### ASSIGNMENT
Among the records, which lines include "Total"? List them.

### GIVEN DATA
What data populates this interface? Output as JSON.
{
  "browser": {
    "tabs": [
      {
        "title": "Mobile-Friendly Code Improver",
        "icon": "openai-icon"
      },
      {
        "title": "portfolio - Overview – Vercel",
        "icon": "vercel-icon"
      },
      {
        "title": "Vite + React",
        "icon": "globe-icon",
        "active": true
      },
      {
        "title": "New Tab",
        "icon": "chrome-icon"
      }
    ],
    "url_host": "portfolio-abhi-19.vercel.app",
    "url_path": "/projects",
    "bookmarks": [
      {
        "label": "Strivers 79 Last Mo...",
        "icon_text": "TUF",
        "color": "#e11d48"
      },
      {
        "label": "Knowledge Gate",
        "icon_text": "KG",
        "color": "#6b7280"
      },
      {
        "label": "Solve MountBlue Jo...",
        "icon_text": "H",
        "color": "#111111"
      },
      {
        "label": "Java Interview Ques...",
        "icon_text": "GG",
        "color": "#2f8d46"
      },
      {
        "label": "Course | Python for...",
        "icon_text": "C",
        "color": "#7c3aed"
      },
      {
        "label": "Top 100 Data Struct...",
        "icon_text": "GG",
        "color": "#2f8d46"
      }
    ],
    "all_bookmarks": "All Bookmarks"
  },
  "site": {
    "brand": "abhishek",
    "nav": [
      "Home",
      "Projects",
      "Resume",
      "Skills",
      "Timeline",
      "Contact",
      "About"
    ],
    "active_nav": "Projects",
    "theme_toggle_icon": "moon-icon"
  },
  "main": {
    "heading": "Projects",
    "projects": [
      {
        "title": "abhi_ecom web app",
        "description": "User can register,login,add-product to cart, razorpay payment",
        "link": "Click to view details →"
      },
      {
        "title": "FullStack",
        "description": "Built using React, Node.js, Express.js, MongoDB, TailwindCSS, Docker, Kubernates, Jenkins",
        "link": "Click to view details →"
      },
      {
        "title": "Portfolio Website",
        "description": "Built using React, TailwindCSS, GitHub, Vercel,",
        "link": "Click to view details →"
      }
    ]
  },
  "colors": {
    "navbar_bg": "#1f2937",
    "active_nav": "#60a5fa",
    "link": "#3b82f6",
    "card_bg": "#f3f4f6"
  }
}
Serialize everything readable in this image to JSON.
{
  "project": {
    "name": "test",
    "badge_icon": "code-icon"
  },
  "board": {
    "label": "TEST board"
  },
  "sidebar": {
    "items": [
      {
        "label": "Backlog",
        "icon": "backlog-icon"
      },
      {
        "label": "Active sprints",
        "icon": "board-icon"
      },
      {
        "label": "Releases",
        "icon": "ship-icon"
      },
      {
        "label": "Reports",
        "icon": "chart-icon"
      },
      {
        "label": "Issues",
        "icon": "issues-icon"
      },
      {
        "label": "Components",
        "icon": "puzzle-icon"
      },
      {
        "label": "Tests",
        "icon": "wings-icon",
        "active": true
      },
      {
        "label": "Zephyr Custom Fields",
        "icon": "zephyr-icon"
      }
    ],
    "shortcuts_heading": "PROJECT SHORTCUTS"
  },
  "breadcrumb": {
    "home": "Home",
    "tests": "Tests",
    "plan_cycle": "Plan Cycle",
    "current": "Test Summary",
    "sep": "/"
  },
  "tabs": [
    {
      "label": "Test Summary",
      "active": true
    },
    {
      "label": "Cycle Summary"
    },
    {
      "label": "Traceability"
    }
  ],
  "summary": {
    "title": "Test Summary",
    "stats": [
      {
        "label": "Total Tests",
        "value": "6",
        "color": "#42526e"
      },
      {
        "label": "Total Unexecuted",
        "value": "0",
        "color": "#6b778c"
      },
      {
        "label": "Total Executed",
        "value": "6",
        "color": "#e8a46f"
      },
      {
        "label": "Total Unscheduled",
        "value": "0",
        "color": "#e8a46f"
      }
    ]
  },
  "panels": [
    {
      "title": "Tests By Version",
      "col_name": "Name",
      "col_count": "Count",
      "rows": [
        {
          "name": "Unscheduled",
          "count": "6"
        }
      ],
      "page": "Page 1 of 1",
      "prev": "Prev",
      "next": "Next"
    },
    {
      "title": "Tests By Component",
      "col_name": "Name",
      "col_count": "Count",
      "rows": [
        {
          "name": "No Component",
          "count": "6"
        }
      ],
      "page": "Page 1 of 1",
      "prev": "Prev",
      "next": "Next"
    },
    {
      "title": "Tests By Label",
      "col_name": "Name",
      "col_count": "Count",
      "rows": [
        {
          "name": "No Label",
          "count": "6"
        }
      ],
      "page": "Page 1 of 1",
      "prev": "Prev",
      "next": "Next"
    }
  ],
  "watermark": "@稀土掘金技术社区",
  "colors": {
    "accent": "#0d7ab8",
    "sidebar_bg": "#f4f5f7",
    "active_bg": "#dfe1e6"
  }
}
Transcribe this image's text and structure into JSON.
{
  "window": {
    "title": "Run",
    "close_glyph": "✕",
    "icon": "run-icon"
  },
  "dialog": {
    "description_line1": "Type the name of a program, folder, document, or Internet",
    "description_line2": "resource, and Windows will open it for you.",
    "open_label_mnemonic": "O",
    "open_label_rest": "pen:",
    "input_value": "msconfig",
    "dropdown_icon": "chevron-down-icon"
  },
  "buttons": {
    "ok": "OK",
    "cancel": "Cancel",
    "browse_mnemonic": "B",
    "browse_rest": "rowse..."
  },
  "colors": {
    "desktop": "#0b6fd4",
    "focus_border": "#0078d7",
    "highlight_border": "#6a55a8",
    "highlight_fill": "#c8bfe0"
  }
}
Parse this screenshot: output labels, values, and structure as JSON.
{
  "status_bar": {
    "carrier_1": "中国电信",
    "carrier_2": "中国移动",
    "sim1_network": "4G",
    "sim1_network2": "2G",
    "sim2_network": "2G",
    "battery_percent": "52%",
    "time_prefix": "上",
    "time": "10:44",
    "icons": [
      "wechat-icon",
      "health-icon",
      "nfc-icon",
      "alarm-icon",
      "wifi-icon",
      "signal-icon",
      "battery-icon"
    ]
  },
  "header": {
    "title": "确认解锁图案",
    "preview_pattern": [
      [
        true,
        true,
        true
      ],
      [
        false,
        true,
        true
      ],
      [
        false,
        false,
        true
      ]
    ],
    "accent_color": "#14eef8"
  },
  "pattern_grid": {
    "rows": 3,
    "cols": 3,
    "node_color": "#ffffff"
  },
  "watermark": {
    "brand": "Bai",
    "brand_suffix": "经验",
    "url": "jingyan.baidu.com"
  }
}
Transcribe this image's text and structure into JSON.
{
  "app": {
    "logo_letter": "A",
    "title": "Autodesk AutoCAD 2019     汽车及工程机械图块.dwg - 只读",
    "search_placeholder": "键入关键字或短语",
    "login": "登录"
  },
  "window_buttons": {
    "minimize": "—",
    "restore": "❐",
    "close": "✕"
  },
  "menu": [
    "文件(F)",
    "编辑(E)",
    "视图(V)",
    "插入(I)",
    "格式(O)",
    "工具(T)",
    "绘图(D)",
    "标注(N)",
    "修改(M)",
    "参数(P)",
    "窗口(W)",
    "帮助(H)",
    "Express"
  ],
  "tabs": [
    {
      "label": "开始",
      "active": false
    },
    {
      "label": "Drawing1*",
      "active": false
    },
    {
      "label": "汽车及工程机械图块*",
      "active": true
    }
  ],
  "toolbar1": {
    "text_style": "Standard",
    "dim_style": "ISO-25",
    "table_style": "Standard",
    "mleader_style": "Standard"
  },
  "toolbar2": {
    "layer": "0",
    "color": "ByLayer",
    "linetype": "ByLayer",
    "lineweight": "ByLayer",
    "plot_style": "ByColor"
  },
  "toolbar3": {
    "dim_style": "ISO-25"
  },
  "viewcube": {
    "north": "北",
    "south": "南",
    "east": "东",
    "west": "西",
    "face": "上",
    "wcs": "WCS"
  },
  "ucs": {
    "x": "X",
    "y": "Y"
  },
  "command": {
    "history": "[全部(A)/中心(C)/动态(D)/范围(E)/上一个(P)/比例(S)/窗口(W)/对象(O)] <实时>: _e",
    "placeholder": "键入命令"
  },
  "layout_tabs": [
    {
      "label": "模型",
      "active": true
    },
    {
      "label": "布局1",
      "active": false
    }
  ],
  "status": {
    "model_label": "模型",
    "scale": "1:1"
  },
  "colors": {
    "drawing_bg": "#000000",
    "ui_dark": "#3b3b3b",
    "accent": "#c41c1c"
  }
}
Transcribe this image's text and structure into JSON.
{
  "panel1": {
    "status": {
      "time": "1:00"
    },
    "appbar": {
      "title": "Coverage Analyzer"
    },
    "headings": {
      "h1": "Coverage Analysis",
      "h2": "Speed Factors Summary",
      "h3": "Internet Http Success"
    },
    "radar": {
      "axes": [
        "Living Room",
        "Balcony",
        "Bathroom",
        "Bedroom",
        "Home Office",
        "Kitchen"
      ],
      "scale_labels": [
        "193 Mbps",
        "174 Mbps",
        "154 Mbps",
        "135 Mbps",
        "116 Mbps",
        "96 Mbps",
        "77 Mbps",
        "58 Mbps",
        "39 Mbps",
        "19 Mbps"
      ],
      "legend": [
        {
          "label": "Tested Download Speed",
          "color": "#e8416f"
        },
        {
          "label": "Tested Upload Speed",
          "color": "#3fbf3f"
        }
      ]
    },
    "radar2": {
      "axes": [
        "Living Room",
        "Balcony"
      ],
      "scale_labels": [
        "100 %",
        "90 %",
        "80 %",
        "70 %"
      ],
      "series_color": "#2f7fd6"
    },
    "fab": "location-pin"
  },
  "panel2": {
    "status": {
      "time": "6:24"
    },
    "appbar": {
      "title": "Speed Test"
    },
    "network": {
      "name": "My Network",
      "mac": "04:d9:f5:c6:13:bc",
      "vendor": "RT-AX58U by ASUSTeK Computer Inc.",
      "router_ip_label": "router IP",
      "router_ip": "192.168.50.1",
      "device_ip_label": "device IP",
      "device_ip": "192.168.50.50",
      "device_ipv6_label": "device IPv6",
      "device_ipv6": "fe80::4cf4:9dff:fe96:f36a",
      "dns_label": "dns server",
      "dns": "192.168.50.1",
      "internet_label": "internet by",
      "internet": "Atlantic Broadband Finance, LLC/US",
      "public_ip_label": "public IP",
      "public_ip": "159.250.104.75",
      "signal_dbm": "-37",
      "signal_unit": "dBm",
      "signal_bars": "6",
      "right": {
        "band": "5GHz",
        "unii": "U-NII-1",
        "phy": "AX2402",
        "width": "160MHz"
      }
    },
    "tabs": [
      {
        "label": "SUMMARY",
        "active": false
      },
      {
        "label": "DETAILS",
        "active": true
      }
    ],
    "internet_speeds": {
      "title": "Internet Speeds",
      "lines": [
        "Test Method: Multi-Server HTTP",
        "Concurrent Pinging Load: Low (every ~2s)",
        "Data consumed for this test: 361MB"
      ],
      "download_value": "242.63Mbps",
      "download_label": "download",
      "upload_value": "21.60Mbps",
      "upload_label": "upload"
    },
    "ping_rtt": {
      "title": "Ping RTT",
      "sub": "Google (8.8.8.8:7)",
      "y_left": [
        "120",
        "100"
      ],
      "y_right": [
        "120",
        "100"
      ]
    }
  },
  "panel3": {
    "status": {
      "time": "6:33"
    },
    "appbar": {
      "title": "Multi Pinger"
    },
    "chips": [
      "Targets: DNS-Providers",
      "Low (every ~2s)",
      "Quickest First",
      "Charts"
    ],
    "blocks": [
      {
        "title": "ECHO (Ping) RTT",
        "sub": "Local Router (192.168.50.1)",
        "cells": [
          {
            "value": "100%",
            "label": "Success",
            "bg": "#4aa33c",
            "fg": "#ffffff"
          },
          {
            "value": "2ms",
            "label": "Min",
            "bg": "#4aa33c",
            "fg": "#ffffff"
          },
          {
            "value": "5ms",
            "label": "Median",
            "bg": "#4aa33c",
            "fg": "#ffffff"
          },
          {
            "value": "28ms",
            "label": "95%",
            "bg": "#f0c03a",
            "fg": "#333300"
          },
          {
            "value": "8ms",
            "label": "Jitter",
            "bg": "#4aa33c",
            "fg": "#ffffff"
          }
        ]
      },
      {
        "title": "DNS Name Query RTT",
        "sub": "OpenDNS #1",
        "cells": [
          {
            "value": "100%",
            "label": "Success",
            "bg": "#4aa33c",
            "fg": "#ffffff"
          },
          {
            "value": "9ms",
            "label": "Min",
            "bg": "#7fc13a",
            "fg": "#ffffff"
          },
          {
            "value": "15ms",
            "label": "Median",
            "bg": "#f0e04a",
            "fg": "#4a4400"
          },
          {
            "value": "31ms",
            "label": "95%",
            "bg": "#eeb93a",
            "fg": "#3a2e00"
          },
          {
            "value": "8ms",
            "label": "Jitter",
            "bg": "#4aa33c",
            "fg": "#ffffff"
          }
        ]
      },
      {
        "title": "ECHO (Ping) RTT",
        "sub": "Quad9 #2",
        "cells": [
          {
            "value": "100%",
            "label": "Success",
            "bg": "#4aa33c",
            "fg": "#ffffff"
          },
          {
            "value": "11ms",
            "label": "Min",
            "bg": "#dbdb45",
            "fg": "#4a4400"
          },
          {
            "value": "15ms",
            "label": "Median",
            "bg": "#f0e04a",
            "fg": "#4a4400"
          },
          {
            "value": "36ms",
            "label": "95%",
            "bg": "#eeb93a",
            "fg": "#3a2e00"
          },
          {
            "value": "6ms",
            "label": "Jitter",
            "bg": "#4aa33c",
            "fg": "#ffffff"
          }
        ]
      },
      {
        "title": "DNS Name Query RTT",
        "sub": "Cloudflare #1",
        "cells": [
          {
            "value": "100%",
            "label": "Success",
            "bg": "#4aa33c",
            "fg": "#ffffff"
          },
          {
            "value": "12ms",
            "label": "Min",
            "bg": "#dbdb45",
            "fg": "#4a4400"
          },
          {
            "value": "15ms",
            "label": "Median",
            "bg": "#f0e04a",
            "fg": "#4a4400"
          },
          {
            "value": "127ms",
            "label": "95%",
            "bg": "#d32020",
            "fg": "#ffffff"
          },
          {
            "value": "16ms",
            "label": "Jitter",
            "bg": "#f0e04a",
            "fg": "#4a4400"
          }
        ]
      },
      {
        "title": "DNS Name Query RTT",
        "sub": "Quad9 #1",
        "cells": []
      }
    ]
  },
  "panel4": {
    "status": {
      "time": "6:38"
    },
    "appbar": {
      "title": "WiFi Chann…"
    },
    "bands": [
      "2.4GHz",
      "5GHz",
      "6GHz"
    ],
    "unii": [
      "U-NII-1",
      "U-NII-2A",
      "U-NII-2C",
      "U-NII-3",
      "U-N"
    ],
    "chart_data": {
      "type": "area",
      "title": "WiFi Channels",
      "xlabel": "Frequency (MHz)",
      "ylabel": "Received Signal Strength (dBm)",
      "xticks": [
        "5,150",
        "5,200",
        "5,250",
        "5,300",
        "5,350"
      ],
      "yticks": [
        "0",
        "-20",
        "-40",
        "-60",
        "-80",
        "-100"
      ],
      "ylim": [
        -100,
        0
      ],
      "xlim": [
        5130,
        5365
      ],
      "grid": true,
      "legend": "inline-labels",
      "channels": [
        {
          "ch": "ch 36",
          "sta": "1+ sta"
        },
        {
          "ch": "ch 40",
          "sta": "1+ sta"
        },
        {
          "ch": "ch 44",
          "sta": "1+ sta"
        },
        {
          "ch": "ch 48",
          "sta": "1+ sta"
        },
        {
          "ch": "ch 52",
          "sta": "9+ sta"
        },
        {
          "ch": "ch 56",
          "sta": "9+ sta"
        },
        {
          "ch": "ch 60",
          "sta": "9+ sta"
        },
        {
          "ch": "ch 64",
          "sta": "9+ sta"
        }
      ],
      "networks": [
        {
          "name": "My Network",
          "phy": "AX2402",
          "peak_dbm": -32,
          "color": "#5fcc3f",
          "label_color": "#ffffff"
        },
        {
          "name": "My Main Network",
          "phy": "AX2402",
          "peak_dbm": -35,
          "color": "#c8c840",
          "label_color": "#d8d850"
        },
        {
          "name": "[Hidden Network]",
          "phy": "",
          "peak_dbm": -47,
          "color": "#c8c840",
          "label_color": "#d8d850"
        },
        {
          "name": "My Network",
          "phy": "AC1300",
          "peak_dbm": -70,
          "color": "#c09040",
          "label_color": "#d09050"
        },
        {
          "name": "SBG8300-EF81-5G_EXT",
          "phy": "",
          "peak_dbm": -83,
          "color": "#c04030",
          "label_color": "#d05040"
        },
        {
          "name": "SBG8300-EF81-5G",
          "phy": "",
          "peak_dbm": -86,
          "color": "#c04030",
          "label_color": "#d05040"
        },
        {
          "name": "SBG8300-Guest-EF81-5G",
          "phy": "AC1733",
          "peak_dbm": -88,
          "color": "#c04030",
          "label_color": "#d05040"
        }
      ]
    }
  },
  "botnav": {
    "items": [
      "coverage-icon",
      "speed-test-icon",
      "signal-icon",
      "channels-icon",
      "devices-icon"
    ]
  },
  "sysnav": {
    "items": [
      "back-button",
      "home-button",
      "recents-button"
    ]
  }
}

### EXERCISE RESULT
        "label": "Total Tests",
        "label": "Total Unexecuted",
        "label": "Total Executed",
        "label": "Total Unscheduled",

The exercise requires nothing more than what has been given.